Inference and learning in Bayesian Networks

Speaker: Tameem Adel
  University of Amsterdam, The Netherlands
Date: Thursday, November 3, 2016
Place: USI Lugano Campus, room VB-3.07, Via Balestra (Via S. Balestra 22)
Time: 10.30



Applications in fields such as medicine, image processing, bioinformatics, speech processing, etc, involve large-scale models in which thousands of random variables must be thoroughly linked. Probabilistic graphical models typically provide a rich platform where such problems can be approached. Most notably, probabilistic graphical models have the potential to provide compact and tractable representations of several real-world problems and applications. Graphical models also allow us to abstract out the conditional independence relationships between the variables from the details of their parametric forms.

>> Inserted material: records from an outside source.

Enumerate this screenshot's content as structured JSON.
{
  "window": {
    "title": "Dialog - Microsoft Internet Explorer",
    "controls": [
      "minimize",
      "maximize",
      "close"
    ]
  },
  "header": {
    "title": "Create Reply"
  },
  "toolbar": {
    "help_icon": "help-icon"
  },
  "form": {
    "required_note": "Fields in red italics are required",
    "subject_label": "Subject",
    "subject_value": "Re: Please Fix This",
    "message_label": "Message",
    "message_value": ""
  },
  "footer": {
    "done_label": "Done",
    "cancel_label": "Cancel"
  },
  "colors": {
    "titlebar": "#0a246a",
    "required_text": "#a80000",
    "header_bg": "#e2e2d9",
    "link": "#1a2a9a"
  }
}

Bayesian networks are probabilistic directed acyclic graphical models that encode probabilistic relationships among variables of interest. Bayesian networks (BNs) allow the resulting model to statistically handle situations where some data entries are missing (incomplete data), to predict consequences of intervention related to a certain problem domain by learning causal relationships, among other advantages. After an introduction to BNs, we move on to how BN structures can be learnt from the observed data of a problem or application, how parameters of the learnt BN can in turn be learnt, and then to how inference can be performed on BNs.

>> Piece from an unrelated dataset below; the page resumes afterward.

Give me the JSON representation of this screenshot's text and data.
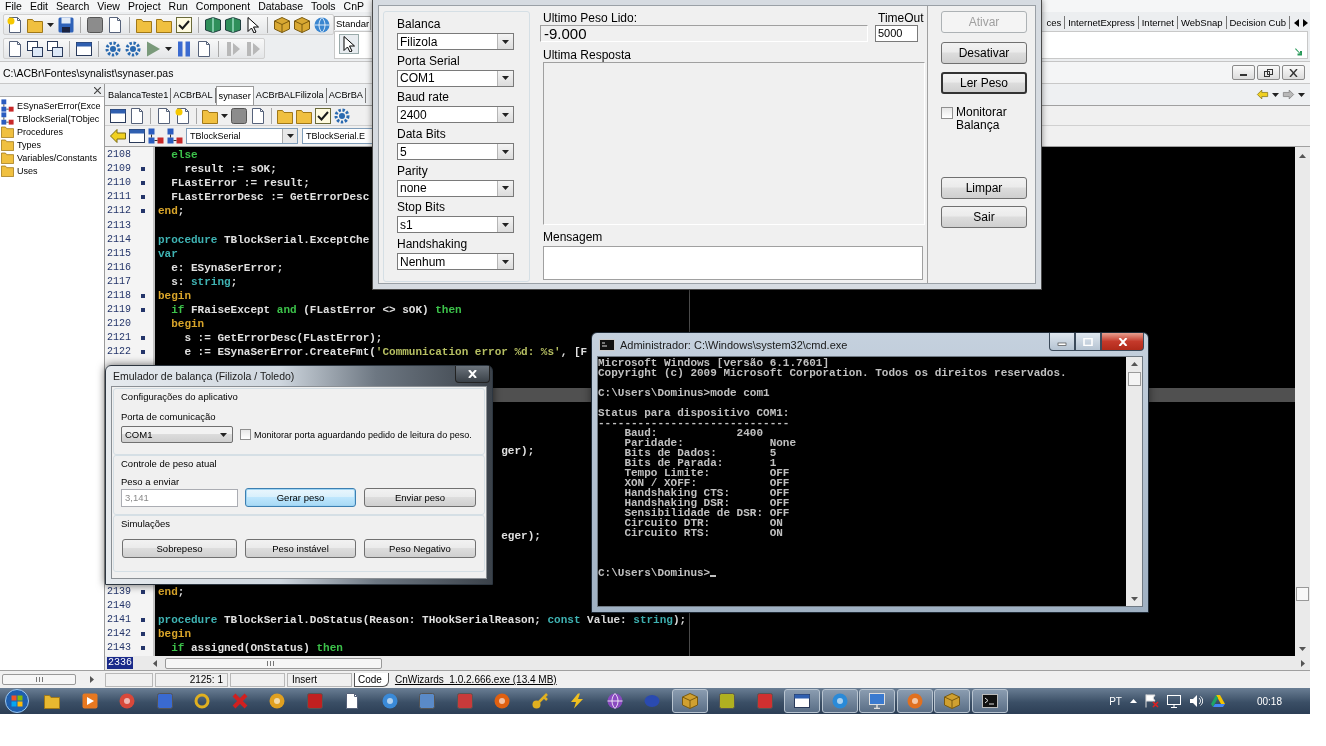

Tameem Adel is a Postdoctoral Fellow at the Machine Learning Lab at University of Amsterdam, led by Max Welling. He will be moving in three weeks' time to the Machine Learning group, School of Computer Science at University of Manchester, UK. He is currently involved in three projects, two in collaboration with Max Welling at the University of Amsterdam. The first project is focussed on ABC (Approximate Bayesian computation) algorithms, and the second is about classification of brain MRI scans using unsupervised representations. The third project is focussed on structure learning of Bayesian networks. Tameem got his PhD from University of Waterloo, Waterloo, ON, Canada.


Host: Prof. Mauro Pezzè